**DIRECTIONS:** The following data needs to be repeated exactly, with all images excluded.

───── EXERCISE INPUTS ─────

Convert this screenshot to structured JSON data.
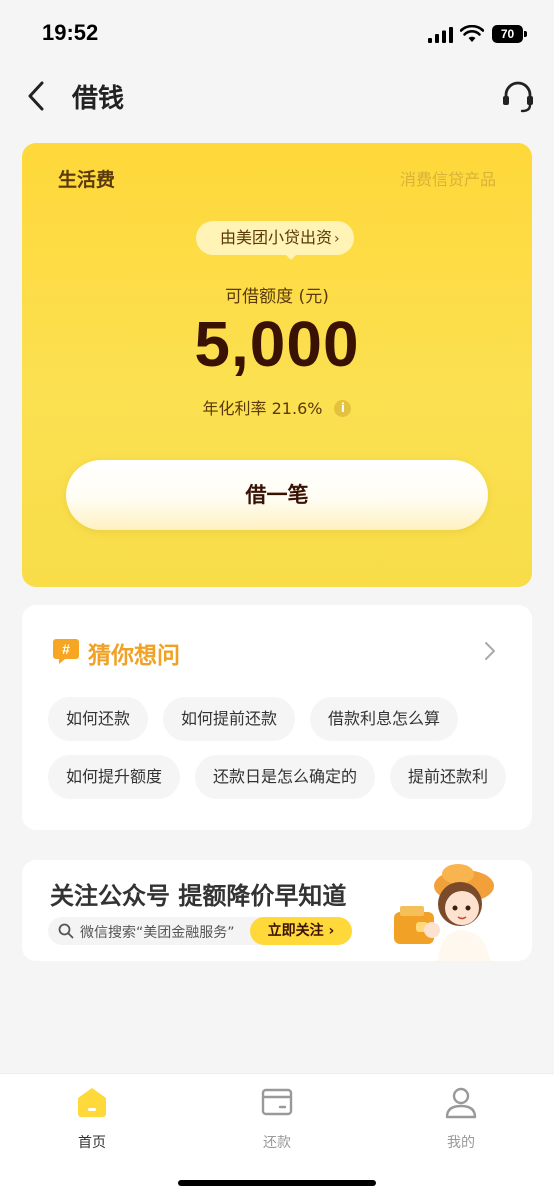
{
  "status_bar": {
    "time": "19:52",
    "battery": "70"
  },
  "nav": {
    "title": "借钱",
    "back_icon": "chevron-left-icon",
    "service_icon": "headset-icon"
  },
  "loan_card": {
    "category": "生活费",
    "product_tag": "消费信贷产品",
    "lender": "由美团小贷出资",
    "limit_label": "可借额度 (元)",
    "limit_amount": "5,000",
    "rate_text": "年化利率 21.6%",
    "borrow_button": "借一笔",
    "colors": {
      "card": "#fbe051",
      "text_dark": "#3a1204"
    }
  },
  "faq": {
    "title": "猜你想问",
    "icon": "hash-chat-icon",
    "row1": [
      "如何还款",
      "如何提前还款",
      "借款利息怎么算"
    ],
    "row2": [
      "如何提升额度",
      "还款日是怎么确定的",
      "提前还款利"
    ]
  },
  "promo": {
    "title": "关注公众号 提额降价早知道",
    "search_text": "微信搜索“美团金融服务”",
    "follow_button": "立即关注 ›"
  },
  "tabbar": {
    "tabs": [
      {
        "label": "首页",
        "icon": "home-icon",
        "active": true
      },
      {
        "label": "还款",
        "icon": "repay-icon",
        "active": false
      },
      {
        "label": "我的",
        "icon": "user-icon",
        "active": false
      }
    ],
    "accent": "#ffd83a"
  }
}
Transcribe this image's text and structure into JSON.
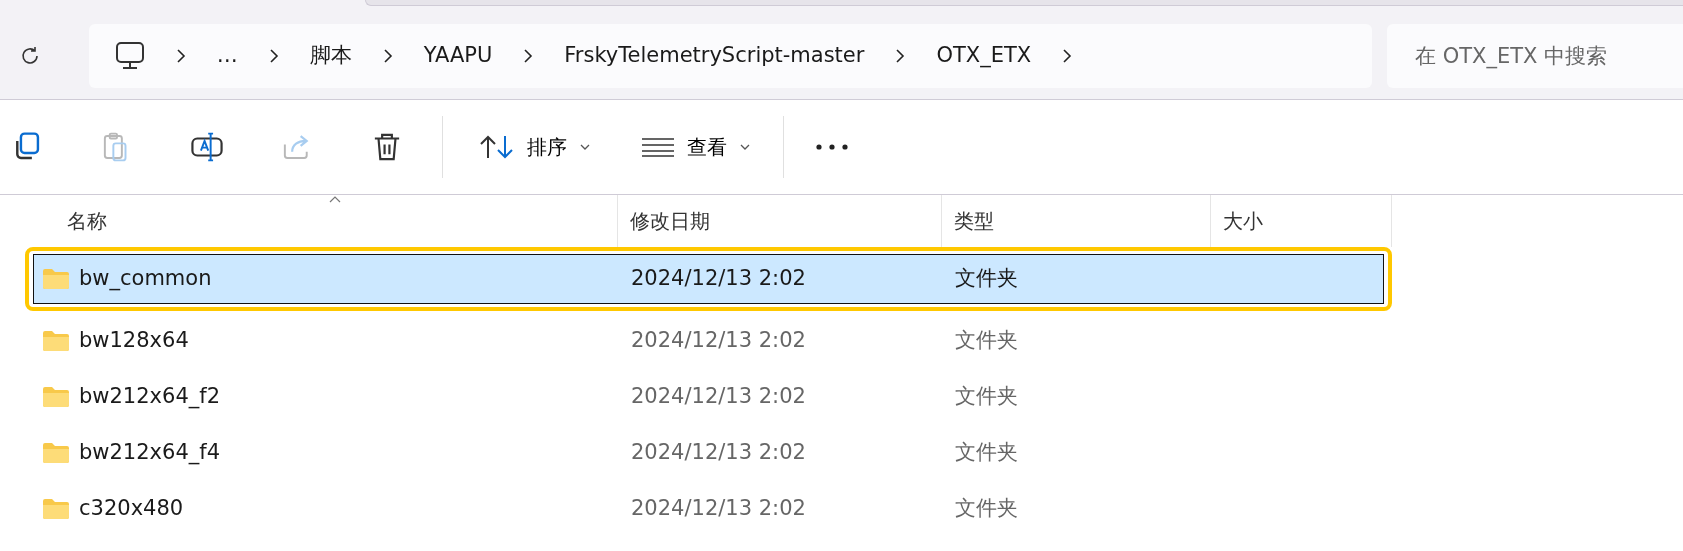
{
  "address_bar": {
    "crumbs": [
      "…",
      "脚本",
      "YAAPU",
      "FrskyTelemetryScript-master",
      "OTX_ETX"
    ]
  },
  "search": {
    "placeholder": "在 OTX_ETX 中搜索"
  },
  "toolbar": {
    "buttons": [
      {
        "kind": "copy",
        "disabled": false
      },
      {
        "kind": "paste",
        "disabled": true
      },
      {
        "kind": "rename",
        "disabled": false
      },
      {
        "kind": "share",
        "disabled": true
      },
      {
        "kind": "delete",
        "disabled": false
      }
    ],
    "sort": "排序",
    "view": "查看"
  },
  "table": {
    "columns": [
      "名称",
      "修改日期",
      "类型",
      "大小"
    ],
    "rows": [
      {
        "name": "bw_common",
        "modified": "2024/12/13 2:02",
        "type": "文件夹",
        "selected": true,
        "highlighted": true
      },
      {
        "name": "bw128x64",
        "modified": "2024/12/13 2:02",
        "type": "文件夹",
        "selected": false,
        "highlighted": false
      },
      {
        "name": "bw212x64_f2",
        "modified": "2024/12/13 2:02",
        "type": "文件夹",
        "selected": false,
        "highlighted": false
      },
      {
        "name": "bw212x64_f4",
        "modified": "2024/12/13 2:02",
        "type": "文件夹",
        "selected": false,
        "highlighted": false
      },
      {
        "name": "c320x480",
        "modified": "2024/12/13 2:02",
        "type": "文件夹",
        "selected": false,
        "highlighted": false
      }
    ]
  }
}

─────

**THE COMPLETED TASK:**
Convert this screenshot to structured JSON data.
{
  "status_bar": {
    "time": "19:52",
    "battery": "70"
  },
  "nav": {
    "title": "借钱",
    "back_icon": "chevron-left-icon",
    "service_icon": "headset-icon"
  },
  "loan_card": {
    "category": "生活费",
    "product_tag": "消费信贷产品",
    "lender": "由美团小贷出资",
    "limit_label": "可借额度 (元)",
    "limit_amount": "5,000",
    "rate_text": "年化利率 21.6%",
    "borrow_button": "借一笔",
    "colors": {
      "card": "#fbe051",
      "text_dark": "#3a1204"
    }
  },
  "faq": {
    "title": "猜你想问",
    "icon": "hash-chat-icon",
    "row1": [
      "如何还款",
      "如何提前还款",
      "借款利息怎么算"
    ],
    "row2": [
      "如何提升额度",
      "还款日是怎么确定的",
      "提前还款利"
    ]
  },
  "promo": {
    "title": "关注公众号 提额降价早知道",
    "search_text": "微信搜索“美团金融服务”",
    "follow_button": "立即关注 ›"
  },
  "tabbar": {
    "tabs": [
      {
        "label": "首页",
        "icon": "home-icon",
        "active": true
      },
      {
        "label": "还款",
        "icon": "repay-icon",
        "active": false
      },
      {
        "label": "我的",
        "icon": "user-icon",
        "active": false
      }
    ],
    "accent": "#ffd83a"
  }
}
Transcribe this image's text and structure into JSON.
{
  "address_bar": {
    "crumbs": [
      "…",
      "脚本",
      "YAAPU",
      "FrskyTelemetryScript-master",
      "OTX_ETX"
    ]
  },
  "search": {
    "placeholder": "在 OTX_ETX 中搜索"
  },
  "toolbar": {
    "buttons": [
      {
        "kind": "copy",
        "disabled": false
      },
      {
        "kind": "paste",
        "disabled": true
      },
      {
        "kind": "rename",
        "disabled": false
      },
      {
        "kind": "share",
        "disabled": true
      },
      {
        "kind": "delete",
        "disabled": false
      }
    ],
    "sort": "排序",
    "view": "查看"
  },
  "table": {
    "columns": [
      "名称",
      "修改日期",
      "类型",
      "大小"
    ],
    "rows": [
      {
        "name": "bw_common",
        "modified": "2024/12/13 2:02",
        "type": "文件夹",
        "selected": true,
        "highlighted": true
      },
      {
        "name": "bw128x64",
        "modified": "2024/12/13 2:02",
        "type": "文件夹",
        "selected": false,
        "highlighted": false
      },
      {
        "name": "bw212x64_f2",
        "modified": "2024/12/13 2:02",
        "type": "文件夹",
        "selected": false,
        "highlighted": false
      },
      {
        "name": "bw212x64_f4",
        "modified": "2024/12/13 2:02",
        "type": "文件夹",
        "selected": false,
        "highlighted": false
      },
      {
        "name": "c320x480",
        "modified": "2024/12/13 2:02",
        "type": "文件夹",
        "selected": false,
        "highlighted": false
      }
    ]
  }
}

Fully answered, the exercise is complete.